ANSI Z244 – Control Hazardous Energy, Alternative LOTO procedures
1917 Subpart C – Cargo Handling Gear and Equipment
29 CFR 1918 – Longshoring
1918 Subpart G – Cargo Handling Gear and Equipment Other Than Ship’s Gear
1918.64 – Powered Conveyors
29 CFR 1926 – Construction Industry
1926 Subpart K – Electrical/h4>
1926.417 – Lockout and Tagging of Circuits
1926 Subpart Q – Concrete and Masonry Construction
1926.702 – Requirements for Equipment and Tools
29 CFR 1915 – Shipyards
1915 Subpart F – General Working Conditions
- Encompasses these Canadian Standards
CSA Z460-05 Control of Hazardous Energy – Lockout & Other Methods
B.C. – OHS Regulation Part 10, De-energization and lockout
Ontario – OHS Act, Section 6 – Lockout Procedures
Alberta – OHS Code Part 15, Managing the Control of Hazardous Energy
Manitoba – Workplace Safety & Health Regulations, Part 16.14-16.18, Lockout
Nova Scotia – Safe Needles in Healthcare Workplaces Act
Saskatchewan – OHS Regulations section 139, Lock out
Why do I need lockout tagout training?
In line with regulations, anyone who operates heavy equipment must receive training prior to operating the machine on their own. Requirements for refresher training related to forklifts or other processes are very specific. Most other equipment doesn’t have such specific requirements, but it’s wise to follow the same guidelines.
When it comes to refresher training, the standards in some instances (like forklifts) are very specific: operators must be re-evaluated every three years to see if they are still competent to operate the equipment. Best practices say to apply this same rule to all types of equipment. A so-called “free-pass” cannot be awarded based on experience, age, or time on the job. The extent of the evaluation is to be determined by the employer but should include a written and practical examination that prove continued competency.
Did You Know?
The oldest known lock is about 4,000 years old.

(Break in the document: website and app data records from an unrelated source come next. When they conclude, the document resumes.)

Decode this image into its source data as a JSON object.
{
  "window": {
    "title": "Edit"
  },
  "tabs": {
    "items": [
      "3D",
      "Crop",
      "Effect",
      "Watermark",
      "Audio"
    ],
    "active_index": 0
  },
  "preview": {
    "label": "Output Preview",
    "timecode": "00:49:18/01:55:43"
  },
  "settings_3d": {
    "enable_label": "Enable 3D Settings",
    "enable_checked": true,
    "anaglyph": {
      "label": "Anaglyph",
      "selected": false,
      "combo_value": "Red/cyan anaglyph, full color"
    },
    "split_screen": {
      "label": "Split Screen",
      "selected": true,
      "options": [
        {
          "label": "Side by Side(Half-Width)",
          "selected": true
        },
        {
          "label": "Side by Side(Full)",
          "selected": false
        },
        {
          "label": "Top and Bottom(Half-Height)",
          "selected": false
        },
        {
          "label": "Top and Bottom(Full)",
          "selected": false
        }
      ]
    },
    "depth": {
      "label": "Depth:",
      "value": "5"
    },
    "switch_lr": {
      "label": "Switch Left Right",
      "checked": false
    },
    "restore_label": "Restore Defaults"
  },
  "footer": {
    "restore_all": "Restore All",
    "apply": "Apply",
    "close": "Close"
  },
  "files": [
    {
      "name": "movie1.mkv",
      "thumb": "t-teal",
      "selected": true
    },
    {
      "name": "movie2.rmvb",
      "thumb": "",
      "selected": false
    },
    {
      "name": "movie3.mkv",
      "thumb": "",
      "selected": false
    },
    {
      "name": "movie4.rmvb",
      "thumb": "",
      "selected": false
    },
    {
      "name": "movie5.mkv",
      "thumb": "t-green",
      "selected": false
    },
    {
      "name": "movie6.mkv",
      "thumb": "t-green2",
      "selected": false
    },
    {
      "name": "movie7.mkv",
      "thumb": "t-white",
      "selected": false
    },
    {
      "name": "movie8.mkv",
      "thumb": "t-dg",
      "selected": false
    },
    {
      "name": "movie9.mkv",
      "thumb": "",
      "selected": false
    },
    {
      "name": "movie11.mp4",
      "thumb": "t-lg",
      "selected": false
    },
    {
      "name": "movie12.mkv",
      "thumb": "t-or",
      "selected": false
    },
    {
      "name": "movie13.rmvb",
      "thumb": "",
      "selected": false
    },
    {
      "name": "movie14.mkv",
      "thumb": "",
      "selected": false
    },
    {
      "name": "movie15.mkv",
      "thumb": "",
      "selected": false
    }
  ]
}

Harry Houdini was a locksmith’s apprentice as a young teen.
The HYT lock is supposedly unpickable due to its complex design. (Source: Locksmith Info)